Former federal employee in Sask. charged with breach of trust, fraud will head to trial

Yantai Gan, a former Agronomist with the federal agriculture department, will be tried on fraud and breach of trust charges.

Yantai Gan's trial was moved from the provincial court to the Court of Queen's Bench

Judge Karl Bazin ruled at the provincial court in Swift Current that Yantai Gan, a former federal agronomist, will stand trial at the Court of Queen's Bench on breach of trust and fraud charges. (Shane Magee/CBC)

A provincial court judge in Swift Current has ruled a former federal employee will stand trial at the Court of Queen's Bench more than two years after he was arrested on breach of trust and fraud charges. 

Yantai Gan, 65, was arrested and charged in Swift Current, about 240 km west of Regina, following a 21-month investigation led by the RCMP's national security enforcement section that began in February 2018.

Judge Karl Bazin ruled on Thursday that the case will move to the Court of Queen's Bench on a future date to be determined.

The RCMP's investigation led to charges of breach of trust by a public officer, fraud over $5,000 and possession of the proceeds of crime over $5,000.

Court documents say Gan allegedly entered into unauthorized, contractual relationships with the Gansu Agricultural University in China and Barilla America, a subsidiary of Italy's largest food producer. 
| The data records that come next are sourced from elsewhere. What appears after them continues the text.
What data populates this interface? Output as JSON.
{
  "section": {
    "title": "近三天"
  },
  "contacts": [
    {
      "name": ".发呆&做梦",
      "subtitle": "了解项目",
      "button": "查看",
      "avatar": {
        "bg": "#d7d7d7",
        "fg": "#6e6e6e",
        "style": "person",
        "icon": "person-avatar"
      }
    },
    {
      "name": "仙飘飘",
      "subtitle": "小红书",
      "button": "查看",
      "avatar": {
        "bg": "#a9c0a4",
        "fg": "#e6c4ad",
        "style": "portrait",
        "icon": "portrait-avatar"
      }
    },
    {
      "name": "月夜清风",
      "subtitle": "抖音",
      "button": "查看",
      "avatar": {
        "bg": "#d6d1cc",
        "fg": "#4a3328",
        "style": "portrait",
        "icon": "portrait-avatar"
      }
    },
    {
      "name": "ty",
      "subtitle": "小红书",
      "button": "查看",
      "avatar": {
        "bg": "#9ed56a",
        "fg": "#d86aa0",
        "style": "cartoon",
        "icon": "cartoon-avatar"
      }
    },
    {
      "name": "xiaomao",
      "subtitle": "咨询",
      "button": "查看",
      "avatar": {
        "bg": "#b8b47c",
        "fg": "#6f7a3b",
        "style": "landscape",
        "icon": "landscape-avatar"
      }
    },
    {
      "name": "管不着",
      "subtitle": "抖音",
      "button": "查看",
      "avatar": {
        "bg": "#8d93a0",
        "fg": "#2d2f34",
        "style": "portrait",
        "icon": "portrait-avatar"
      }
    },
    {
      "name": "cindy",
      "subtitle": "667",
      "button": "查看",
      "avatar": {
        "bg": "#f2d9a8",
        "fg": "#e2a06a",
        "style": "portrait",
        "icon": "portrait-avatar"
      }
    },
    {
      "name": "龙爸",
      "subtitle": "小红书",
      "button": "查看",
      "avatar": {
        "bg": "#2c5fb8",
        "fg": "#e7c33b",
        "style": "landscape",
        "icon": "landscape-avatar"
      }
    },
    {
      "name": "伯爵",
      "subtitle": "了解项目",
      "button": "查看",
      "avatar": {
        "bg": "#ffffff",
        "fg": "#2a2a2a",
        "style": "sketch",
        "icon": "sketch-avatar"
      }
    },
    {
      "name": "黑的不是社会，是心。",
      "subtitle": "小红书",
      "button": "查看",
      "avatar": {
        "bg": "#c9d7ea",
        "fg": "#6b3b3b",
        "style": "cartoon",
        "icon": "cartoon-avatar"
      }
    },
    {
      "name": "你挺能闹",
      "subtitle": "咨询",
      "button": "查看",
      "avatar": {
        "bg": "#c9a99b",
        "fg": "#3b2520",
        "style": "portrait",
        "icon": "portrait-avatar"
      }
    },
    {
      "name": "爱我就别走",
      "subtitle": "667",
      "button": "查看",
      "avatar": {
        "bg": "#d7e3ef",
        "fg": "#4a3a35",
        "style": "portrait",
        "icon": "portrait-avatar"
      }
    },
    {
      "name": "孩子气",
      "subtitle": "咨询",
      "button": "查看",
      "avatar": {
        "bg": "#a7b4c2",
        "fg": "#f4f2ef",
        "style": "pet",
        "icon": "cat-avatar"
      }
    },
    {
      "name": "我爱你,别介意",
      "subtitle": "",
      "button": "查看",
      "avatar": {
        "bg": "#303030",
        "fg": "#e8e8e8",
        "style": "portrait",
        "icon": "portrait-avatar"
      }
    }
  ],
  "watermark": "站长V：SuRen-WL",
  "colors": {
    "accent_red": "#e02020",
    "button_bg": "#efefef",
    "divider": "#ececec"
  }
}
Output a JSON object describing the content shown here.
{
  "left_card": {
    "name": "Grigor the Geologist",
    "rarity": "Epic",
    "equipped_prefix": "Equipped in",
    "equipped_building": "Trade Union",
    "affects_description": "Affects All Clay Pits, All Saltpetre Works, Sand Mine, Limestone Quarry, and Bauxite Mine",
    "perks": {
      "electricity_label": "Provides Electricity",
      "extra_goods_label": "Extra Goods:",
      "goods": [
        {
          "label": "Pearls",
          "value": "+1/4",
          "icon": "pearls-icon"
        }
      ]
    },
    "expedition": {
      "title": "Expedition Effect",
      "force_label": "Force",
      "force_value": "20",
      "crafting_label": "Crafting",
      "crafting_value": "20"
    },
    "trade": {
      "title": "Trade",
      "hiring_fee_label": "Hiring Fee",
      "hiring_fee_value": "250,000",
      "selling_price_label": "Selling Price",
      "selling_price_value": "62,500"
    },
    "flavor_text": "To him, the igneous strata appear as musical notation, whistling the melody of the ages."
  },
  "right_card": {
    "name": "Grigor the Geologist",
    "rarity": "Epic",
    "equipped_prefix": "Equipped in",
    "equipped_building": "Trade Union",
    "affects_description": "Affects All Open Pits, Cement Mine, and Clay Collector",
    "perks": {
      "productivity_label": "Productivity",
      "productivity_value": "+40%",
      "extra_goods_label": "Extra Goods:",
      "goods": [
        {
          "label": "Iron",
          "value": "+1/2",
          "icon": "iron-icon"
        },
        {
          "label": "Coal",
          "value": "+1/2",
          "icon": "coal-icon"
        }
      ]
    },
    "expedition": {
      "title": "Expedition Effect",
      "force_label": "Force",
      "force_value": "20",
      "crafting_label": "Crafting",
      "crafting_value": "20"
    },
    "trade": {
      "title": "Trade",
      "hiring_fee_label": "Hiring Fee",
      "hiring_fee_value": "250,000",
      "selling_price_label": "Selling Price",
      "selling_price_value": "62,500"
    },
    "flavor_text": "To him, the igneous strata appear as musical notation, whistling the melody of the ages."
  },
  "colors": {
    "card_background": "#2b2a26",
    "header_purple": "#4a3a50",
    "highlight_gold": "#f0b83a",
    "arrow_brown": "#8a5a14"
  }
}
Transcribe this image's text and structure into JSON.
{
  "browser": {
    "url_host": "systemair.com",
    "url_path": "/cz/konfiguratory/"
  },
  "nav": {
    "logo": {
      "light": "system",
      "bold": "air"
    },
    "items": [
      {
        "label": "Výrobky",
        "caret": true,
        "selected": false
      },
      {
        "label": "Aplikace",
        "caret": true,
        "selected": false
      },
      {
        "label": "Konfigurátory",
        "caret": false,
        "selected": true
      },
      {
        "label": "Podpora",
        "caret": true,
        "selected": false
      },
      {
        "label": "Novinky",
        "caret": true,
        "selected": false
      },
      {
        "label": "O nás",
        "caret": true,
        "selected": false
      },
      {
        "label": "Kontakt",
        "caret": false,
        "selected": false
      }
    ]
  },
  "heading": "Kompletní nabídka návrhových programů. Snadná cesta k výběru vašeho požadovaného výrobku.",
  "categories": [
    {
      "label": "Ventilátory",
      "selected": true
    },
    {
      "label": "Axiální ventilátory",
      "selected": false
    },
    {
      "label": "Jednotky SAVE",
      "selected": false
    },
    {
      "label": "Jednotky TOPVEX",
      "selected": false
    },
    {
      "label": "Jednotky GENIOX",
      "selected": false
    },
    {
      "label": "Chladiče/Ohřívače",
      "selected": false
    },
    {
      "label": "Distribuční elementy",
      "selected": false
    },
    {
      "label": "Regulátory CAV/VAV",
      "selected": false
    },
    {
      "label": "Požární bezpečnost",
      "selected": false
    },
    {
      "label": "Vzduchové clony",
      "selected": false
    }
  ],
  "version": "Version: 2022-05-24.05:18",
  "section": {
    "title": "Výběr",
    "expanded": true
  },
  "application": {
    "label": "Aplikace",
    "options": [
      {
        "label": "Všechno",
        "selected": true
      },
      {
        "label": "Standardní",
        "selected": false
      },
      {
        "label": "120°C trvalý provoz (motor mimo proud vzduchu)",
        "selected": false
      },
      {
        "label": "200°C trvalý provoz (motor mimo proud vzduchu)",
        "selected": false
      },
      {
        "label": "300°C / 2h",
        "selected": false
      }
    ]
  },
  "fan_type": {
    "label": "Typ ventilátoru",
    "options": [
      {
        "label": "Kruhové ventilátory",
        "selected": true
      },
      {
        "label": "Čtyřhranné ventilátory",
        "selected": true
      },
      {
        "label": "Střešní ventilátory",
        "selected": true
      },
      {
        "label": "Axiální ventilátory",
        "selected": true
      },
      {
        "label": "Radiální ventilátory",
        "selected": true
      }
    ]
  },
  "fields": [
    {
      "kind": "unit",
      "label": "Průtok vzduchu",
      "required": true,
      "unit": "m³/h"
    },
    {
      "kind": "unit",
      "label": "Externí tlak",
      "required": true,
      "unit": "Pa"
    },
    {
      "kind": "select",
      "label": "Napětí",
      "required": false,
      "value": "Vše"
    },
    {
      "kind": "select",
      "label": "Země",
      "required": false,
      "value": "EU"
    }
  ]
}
The national security team which headed the investigation typically deals with espionage, sabotage, threatening acts, or releasing classified information, according to an RCMP webpage.

On Nov. 19, 2019, RCMP searched an Agriculture and Agri-Food Canada facility in Swift Current as well as a home in the city. 

Gan was arrested and charged the same day, while still federally employed as an agronomist at the Swift Current Research and Development Centre

In an email, the federal agriculture department said Gan began working with the federal agriculture department in February 1999. He is no longer an employee. 

With files from The Canadian Press and Kelly Provost